Maine Supreme Court denies appeal of school gunman
Portland — This week the Maine Supreme Court has rejected the appeal of a Searsport man who is currently serving a 35-year sentence for taking a fifth-grade class hostage at a local elementary school four years ago.
The high court issued its decision rejecting all claims from 59-year-old Randall Hofland of Searsport Tuesday, Nov. 20.
In his appeal, Hofland argued that he was denied the right to a speedy trial and the right to represent himself. During his trial, Hofland served as his own lead defense attorney, but the court appointed attorney Jeffrey Toothaker to assist Hofland throughout the trial. Hofland also claimed in his appeal that Justice Jeffrey Hjelm's decision to sentence him to consecutive rather than concurrent sentences was illegal.
Following a month-long trial in January 2011, a jury found Hofland guilty on 39 of 40 charges he faced for taking 11 fifth-graders hostage at gunpoint at Stockton Springs Elementary School Oct. 31, 2008. The bulk of those charges were kidnapping, criminal restraint with a dangerous weapon and criminal threatening with a dangerous weapon, all of which stemmed from his entering the school, brandishing a handgun and taking the children hostage.
Hofland was found not guilty on one charge of criminal threatening with a dangerous weapon, which involved former Searsport Police Officer Jessica Danielson.
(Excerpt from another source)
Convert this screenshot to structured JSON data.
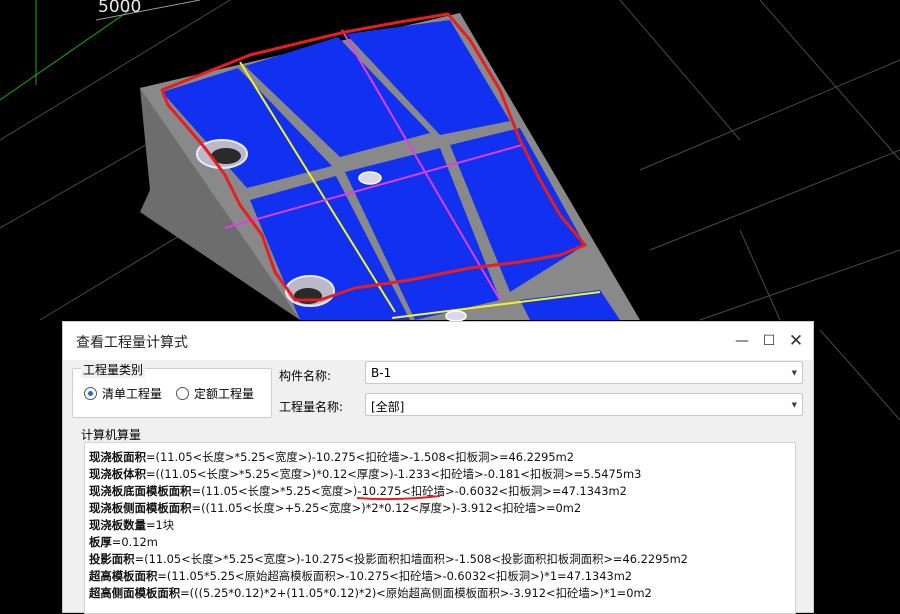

Hofland was accused of pointing a gun at Danielson at a safety checkpoint Oct. 23, 2008, a charge he denied throughout the trial and sought to cast doubt on.
Hofland appeared at the elementary school after he spent eight days on the run from police.
During his trial, Hofland testified that a government conspiracy was to blame for his actions at the Oct. 23 roadblock and during the incident at the school Oct. 31. Hofland also blamed the incidents on problems connected to his divorce and losing custody of his children, as well as on Danielson for accusing him of threatening her with a handgun at the roadblock before Hofland left his vehicle and ran into the woods off Route 1.
Also at his trial, Hofland testified that the children he took hostage were suffering emotionally as a result of their encounter with him because the adults in their lives lied to them about the events that occurred at the school on that day.
Hjelm cited the magnitude of Hofland's actions, as well as the impact on the victims when he sentenced Hofland at a hearing at Waldo County Superior Court in Belfast in March 2011. Hjelm added that Hofland could have chosen to end the ordeal at any time, as Hofland had several opportunities to leave the school prior to the hostage event, but he chose not to do so.
“The purpose for Mr. Hofland going into that school, generally, and into the classroom, more specifically, was to allow Mr. Hofland to draw more attention to himself,” said Hjelm. “He thought he could be safe.”
In doing that, Hjelm continued, Hofland exposed all the children involved to potential serious injury or death. Hofland also changed the way those children would view the school atmosphere as they grew, Hjelm said.
“A classroom is a place of safety and security, every bit as much as a student’s home should be a place of safety and security,” said Hjelm.
William Dakin stood before the court at Hofland's sentencing and struggled to complete his emotional account of how Hofland’s decision to enter Stockton Springs Elementary School was still having an adverse impact on his child.
“It’s changed his life forever,” said Dakin, his voice cracking, as he wiped tears from his eyes. “He didn’t want to go trick-or-treating on Halloween night… When he got home that day, he wouldn’t even tell us what happened.”
At times during his sentencing, Hofland appeared to be sorry for what had happened at the school, but he quickly added a reason for his actions to his apologetic words.
“I am terribly sorry that I even thought to do that… I certainly know why I did it, I was shining a bright spotlight onto all the wrong that I knew existed,” he said at that time.